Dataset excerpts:
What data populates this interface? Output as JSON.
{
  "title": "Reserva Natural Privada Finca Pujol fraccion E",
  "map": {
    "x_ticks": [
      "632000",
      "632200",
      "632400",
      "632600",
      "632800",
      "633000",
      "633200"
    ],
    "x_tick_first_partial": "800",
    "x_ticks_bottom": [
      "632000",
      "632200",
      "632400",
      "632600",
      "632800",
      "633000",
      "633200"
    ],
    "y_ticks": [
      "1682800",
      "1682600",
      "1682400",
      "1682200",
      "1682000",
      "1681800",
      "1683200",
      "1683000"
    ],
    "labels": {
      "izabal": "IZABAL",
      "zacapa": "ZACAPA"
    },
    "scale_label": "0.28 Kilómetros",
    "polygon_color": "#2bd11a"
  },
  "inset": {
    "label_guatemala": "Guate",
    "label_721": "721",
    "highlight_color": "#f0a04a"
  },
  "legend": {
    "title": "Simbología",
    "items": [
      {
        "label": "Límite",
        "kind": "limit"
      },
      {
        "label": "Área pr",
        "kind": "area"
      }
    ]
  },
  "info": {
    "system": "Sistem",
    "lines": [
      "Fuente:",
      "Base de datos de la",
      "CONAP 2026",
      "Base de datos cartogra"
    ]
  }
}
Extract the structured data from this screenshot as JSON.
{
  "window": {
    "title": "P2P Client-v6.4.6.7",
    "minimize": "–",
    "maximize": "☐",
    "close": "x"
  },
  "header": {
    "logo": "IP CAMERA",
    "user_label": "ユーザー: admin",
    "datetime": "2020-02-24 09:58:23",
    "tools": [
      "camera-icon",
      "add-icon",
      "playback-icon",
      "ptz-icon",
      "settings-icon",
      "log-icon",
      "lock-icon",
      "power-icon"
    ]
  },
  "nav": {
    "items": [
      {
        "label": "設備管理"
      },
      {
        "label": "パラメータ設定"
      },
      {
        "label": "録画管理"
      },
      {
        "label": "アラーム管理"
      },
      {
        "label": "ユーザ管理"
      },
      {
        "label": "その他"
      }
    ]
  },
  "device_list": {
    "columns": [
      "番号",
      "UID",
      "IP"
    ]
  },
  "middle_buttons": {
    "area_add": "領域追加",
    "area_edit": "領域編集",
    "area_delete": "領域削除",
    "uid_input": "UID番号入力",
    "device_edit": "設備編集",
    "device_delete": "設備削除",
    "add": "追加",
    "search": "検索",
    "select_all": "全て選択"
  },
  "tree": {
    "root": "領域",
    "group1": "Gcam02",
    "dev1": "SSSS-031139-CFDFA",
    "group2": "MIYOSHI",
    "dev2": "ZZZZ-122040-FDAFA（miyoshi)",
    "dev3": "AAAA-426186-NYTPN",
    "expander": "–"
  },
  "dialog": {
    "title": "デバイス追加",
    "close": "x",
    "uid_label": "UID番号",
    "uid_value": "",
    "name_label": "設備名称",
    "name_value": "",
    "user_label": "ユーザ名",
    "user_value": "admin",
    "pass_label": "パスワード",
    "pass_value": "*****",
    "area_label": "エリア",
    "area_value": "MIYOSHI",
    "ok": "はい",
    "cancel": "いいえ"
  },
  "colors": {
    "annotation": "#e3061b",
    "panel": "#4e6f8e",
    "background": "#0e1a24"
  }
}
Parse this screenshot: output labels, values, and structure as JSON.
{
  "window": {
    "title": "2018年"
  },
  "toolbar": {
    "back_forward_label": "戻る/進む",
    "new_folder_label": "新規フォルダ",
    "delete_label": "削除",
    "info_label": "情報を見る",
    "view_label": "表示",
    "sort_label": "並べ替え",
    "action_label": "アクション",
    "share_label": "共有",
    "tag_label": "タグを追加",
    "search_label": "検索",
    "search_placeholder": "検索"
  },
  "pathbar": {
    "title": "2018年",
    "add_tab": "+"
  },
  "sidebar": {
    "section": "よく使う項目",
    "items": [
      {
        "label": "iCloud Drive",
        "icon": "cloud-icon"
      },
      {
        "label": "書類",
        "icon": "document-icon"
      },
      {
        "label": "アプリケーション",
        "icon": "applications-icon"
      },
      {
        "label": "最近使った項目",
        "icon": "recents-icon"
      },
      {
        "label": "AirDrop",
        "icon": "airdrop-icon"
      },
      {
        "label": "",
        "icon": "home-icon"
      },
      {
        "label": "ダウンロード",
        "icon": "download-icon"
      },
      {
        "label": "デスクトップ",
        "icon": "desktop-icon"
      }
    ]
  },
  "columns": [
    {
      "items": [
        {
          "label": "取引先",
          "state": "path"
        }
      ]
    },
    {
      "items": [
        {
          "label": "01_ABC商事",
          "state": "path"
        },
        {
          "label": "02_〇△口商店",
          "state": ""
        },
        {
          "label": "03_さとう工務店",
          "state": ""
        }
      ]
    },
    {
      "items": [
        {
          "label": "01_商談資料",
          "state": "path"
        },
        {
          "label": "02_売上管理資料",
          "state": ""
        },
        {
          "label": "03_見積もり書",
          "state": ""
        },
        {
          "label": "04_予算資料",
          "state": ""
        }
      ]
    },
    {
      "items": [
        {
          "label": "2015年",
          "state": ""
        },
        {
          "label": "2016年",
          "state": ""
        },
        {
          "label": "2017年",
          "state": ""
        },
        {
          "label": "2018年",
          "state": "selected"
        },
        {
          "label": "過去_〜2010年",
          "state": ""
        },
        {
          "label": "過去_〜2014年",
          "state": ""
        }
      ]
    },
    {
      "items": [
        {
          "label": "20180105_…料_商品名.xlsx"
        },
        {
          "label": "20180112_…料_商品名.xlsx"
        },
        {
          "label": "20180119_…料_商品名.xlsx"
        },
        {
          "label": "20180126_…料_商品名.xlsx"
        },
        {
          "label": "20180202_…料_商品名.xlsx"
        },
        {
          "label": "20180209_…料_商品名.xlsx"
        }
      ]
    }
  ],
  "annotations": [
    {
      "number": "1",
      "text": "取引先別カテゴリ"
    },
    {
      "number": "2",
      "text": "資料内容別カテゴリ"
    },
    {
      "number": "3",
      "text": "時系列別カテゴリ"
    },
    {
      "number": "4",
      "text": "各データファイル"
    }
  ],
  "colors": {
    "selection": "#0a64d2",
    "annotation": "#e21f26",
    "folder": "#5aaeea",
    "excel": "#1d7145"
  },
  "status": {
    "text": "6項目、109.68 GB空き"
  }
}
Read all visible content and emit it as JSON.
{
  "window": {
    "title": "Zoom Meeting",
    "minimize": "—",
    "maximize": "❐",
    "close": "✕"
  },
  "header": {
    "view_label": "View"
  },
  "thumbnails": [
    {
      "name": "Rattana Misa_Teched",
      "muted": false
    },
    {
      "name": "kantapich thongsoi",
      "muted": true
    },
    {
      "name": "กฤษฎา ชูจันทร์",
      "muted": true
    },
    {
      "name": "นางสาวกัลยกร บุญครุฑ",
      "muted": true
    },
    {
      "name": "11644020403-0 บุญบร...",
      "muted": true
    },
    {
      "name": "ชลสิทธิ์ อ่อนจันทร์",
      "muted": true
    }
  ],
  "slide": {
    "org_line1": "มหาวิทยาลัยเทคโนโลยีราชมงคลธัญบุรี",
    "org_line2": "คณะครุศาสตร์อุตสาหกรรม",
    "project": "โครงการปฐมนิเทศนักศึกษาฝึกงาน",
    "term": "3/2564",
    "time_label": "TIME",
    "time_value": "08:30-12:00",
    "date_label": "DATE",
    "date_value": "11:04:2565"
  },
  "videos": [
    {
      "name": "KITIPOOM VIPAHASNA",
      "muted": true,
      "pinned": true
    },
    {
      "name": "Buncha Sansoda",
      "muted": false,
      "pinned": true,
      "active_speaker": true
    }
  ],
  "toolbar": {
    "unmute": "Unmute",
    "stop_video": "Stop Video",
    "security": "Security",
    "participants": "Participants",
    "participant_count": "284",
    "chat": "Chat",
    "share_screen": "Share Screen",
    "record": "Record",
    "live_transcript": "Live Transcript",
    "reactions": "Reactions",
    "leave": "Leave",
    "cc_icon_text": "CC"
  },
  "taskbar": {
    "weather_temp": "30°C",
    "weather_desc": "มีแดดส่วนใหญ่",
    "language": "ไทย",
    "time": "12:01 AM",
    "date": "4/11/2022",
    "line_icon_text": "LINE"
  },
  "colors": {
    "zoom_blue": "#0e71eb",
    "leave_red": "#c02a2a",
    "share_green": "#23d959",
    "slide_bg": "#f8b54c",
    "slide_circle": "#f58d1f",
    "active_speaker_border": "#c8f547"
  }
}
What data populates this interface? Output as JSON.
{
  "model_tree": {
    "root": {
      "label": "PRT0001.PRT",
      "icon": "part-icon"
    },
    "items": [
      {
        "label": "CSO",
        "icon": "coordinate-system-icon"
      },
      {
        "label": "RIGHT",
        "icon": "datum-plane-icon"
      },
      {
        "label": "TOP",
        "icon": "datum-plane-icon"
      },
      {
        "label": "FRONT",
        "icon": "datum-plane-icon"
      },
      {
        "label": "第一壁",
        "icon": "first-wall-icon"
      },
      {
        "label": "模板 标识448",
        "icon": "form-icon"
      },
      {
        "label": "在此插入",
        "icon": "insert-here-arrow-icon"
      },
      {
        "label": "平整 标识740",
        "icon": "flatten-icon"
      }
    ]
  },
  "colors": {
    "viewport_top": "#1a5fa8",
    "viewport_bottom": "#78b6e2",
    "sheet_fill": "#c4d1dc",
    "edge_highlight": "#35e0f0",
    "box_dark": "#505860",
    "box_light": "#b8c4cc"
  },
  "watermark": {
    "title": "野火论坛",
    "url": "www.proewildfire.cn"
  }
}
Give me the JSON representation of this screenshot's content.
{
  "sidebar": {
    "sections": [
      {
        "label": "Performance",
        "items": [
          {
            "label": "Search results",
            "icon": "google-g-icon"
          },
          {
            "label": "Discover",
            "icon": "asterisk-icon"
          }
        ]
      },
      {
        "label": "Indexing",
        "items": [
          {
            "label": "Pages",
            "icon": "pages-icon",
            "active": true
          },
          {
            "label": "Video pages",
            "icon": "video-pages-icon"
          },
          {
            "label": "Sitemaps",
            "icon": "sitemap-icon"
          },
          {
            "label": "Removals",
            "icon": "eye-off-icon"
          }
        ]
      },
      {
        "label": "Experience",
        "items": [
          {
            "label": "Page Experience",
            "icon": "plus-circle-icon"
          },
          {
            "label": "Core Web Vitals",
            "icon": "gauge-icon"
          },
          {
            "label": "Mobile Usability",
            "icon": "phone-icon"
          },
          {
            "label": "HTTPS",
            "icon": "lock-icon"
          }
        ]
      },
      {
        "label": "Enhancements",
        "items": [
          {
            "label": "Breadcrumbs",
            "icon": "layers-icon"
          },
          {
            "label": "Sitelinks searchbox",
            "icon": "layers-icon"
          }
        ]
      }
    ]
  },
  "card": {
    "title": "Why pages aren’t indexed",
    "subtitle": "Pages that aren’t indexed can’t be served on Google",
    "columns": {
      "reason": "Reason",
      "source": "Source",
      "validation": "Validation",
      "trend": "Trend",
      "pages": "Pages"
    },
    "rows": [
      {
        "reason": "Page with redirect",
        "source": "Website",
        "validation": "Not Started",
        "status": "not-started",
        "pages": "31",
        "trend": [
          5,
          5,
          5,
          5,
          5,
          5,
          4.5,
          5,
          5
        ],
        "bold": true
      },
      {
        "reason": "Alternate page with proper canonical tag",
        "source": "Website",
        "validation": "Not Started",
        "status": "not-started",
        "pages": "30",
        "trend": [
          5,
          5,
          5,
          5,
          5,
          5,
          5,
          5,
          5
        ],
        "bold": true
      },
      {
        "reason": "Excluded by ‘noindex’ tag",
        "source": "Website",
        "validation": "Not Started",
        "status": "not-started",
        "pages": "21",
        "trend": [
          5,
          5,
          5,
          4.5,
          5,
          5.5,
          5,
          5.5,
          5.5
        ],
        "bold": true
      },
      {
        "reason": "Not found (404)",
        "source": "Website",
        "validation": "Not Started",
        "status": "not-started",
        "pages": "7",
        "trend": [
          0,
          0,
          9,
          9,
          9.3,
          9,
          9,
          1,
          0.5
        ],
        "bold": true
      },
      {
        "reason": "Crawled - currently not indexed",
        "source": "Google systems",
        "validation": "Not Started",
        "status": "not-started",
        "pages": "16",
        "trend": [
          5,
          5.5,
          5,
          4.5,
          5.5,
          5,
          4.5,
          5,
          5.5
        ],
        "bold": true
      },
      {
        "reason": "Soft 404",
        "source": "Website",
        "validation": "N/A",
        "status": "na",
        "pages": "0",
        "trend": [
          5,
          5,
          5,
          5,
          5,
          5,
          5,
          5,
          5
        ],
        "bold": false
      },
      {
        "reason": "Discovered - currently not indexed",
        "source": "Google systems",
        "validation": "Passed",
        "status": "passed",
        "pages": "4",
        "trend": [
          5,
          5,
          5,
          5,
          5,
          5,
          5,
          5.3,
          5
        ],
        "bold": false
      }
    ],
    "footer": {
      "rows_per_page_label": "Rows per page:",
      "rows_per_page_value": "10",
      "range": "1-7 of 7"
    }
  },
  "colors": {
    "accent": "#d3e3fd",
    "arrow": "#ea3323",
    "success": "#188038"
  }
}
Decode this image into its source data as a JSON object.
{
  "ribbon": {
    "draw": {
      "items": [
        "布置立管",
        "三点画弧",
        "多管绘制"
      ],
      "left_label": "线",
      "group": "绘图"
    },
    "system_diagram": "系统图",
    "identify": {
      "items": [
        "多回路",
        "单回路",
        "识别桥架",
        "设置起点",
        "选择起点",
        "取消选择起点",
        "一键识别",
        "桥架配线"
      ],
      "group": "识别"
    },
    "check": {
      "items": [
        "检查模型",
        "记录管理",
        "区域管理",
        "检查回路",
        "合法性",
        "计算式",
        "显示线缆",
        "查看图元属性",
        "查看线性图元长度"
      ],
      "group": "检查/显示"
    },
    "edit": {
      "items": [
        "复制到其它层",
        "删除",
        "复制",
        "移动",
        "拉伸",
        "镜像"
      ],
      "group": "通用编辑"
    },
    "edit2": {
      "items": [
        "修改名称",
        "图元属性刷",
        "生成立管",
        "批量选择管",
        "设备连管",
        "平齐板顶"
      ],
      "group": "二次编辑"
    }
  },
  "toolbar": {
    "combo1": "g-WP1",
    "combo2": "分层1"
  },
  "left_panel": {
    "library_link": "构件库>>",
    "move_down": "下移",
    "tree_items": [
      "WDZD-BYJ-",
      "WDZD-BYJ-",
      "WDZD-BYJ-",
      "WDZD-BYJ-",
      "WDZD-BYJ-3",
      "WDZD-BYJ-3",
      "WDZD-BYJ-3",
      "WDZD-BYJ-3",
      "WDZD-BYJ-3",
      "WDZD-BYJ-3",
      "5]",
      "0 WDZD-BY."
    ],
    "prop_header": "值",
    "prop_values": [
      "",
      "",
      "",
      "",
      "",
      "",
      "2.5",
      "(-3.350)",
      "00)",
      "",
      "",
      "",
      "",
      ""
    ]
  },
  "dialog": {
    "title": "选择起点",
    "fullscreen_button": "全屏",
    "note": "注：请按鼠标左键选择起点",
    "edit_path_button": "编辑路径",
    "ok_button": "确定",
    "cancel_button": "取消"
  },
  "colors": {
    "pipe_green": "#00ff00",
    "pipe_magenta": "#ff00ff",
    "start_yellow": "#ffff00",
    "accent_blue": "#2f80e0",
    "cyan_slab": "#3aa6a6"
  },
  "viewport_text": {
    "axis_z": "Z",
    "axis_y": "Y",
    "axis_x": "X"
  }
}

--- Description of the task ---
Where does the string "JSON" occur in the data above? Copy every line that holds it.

--- Response to this task ---
What data populates this interface? Output as JSON.
Extract the structured data from this screenshot as JSON.
Parse this screenshot: output labels, values, and structure as JSON.
Read all visible content and emit it as JSON.
What data populates this interface? Output as JSON.
Give me the JSON representation of this screenshot's content.
Decode this image into its source data as a JSON object.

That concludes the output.